Bank lending to leasing companies has jumped 17% during the past 18 months, recovering from a slump that began at the start of the recession.
New data from independent finance provider Syscap found that outstanding bank loans to leasing companies stood at £27.2bn in August 2012, up from a 20-year low of £23.2bn in May 2011.
During the same period, bank lending to all businesses fell 5%, from £438.7bn in May 2011 to £417.1bn at the end of August 2012.
Syscap explains that demand for leasing is on the rise, with businesses increasingly turning to leasing rather than using traditional bank loans or overdraft facilities.
Many businesses have expressed their concern that traditional credit facilities, such as overdrafts, can be withdrawn at almost no notice. Even long-term loans can be withdrawn from businesses if the company’s turnover or profitability falls below a level set by the bank. Lease finance, however, stays in place just as long as the business is able to make its payments.

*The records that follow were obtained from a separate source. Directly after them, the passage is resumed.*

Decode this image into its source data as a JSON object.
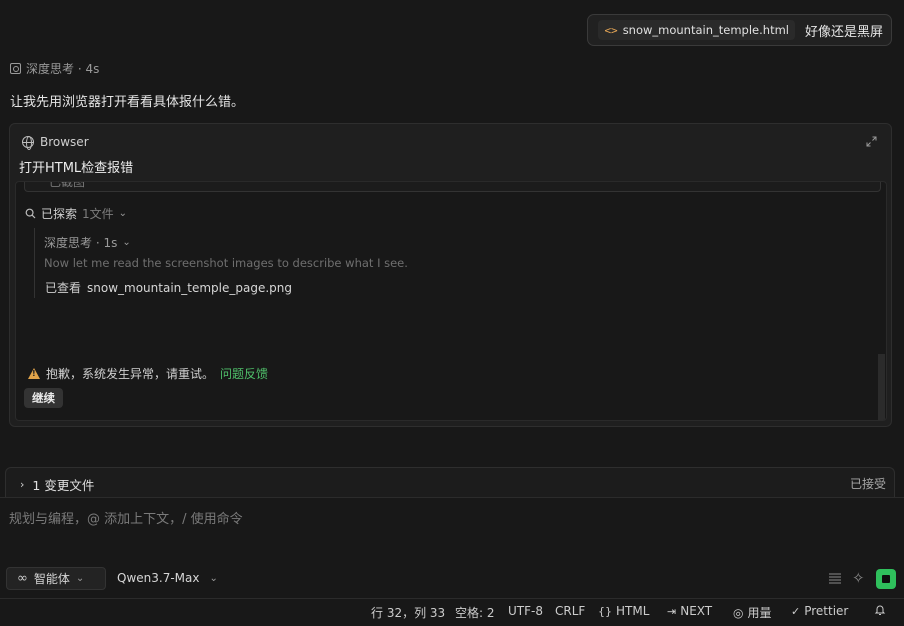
{
  "user_message": {
    "file_chip": "snow_mountain_temple.html",
    "text": "好像还是黑屏"
  },
  "thinking": {
    "label": "深度思考 · 4s"
  },
  "assistant_reply": "让我先用浏览器打开看看具体报什么错。",
  "browser_card": {
    "label": "Browser",
    "title": "打开HTML检查报错",
    "partial_row_text": "已截图",
    "explored": {
      "label": "已探索",
      "count": "1文件"
    },
    "nested": {
      "thinking": "深度思考 · 1s",
      "thought_text": "Now let me read the screenshot images to describe what I see.",
      "viewed_label": "已查看",
      "viewed_file": "snow_mountain_temple_page.png"
    },
    "error": {
      "text": "抱歉，系统发生异常，请重试。",
      "link": "问题反馈"
    },
    "continue_label": "继续"
  },
  "changes_bar": {
    "label": "1 变更文件",
    "accepted": "已接受"
  },
  "input": {
    "placeholder": "规划与编程，@ 添加上下文，/ 使用命令",
    "agent_label": "智能体",
    "model_label": "Qwen3.7-Max"
  },
  "status_bar": {
    "position": "行 32，列 33",
    "spaces": "空格: 2",
    "encoding": "UTF-8",
    "eol": "CRLF",
    "language": "HTML",
    "next": "NEXT",
    "usage": "用量",
    "prettier": "Prettier"
  },
  "colors": {
    "accent_green": "#2fbf5c",
    "link_green": "#4fc06a",
    "warning": "#e0a34a"
  },
  "icons": [
    "code-icon",
    "thinking-icon",
    "globe-icon",
    "expand-icon",
    "search-icon",
    "warning-icon",
    "chevron-right-icon",
    "infinity-icon",
    "chevron-down-icon",
    "list-icon",
    "sparkle-icon",
    "stop-icon",
    "braces-icon",
    "next-icon",
    "usage-icon",
    "check-icon",
    "bell-icon"
  ]
}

Philip White, CEO of Syscap, said: “Leasing has become the funding source of choice for many solid small businesses, offering a more secure way of funding investment or expansion than traditional bank loans or overdrafts. It is a vital source of funding for businesses that want to invest in new assets such as machinery and IT.

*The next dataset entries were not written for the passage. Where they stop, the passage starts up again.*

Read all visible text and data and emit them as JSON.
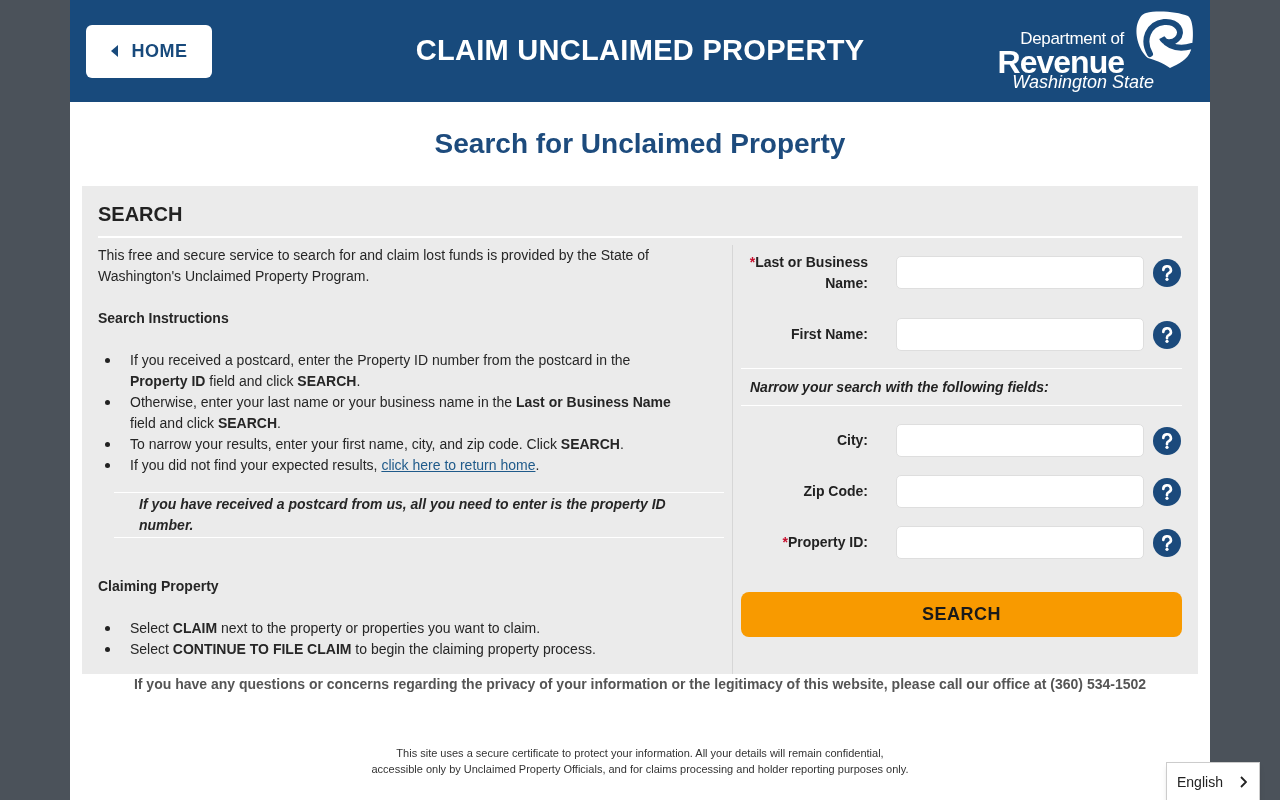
{
  "header": {
    "home_button": "HOME",
    "title": "CLAIM UNCLAIMED PROPERTY",
    "logo": {
      "line_1": "Department of",
      "line_2": "Revenue",
      "line_3": "Washington State"
    }
  },
  "page_heading": "Search for Unclaimed Property",
  "search_section": {
    "heading": "SEARCH",
    "intro": "This free and secure service to search for and claim lost funds is provided by the State of Washington's Unclaimed Property Program.",
    "instructions_heading": "Search Instructions",
    "instructions": [
      {
        "text": "If you received a postcard, enter the Property ID number from the postcard in the **Property ID** field and click **SEARCH**."
      },
      {
        "text": "Otherwise, enter your last name or your business name in the **Last or Business Name** field and click **SEARCH**."
      },
      {
        "text": "To narrow your results, enter your first name, city, and zip code. Click **SEARCH**."
      },
      {
        "text": "If you did not find your expected results, ",
        "link": "click here to return home",
        "text_after": "."
      }
    ],
    "postcard_note": "If you have received a postcard from us, all you need to enter is the property ID number.",
    "claiming_heading": "Claiming Property",
    "claiming_steps": [
      "Select **CLAIM** next to the property or properties you want to claim.",
      "Select **CONTINUE TO FILE CLAIM** to begin the claiming property process."
    ],
    "form": {
      "name_fields": [
        {
          "label": "Last or Business Name:",
          "required_mark": "*"
        },
        {
          "label": "First Name:"
        }
      ],
      "narrow_hint": "Narrow your search with the following fields:",
      "narrow_fields": [
        {
          "label": "City:"
        },
        {
          "label": "Zip Code:"
        },
        {
          "label": "Property ID:",
          "required_mark": "*"
        }
      ],
      "search_button": "SEARCH"
    }
  },
  "contact_note": "If you have any questions or concerns regarding the privacy of your information or the legitimacy of this website, please call our office at (360) 534-1502",
  "footer_notice": [
    "This site uses a secure certificate to protect your information. All your details will remain confidential,",
    "accessible only by Unclaimed Property Officials, and for claims processing and holder reporting purposes only."
  ],
  "language_selector": {
    "value": "English"
  }
}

“It’s great to see that banks are responding to this demand by providing more finance to businesses through the leasing sector.”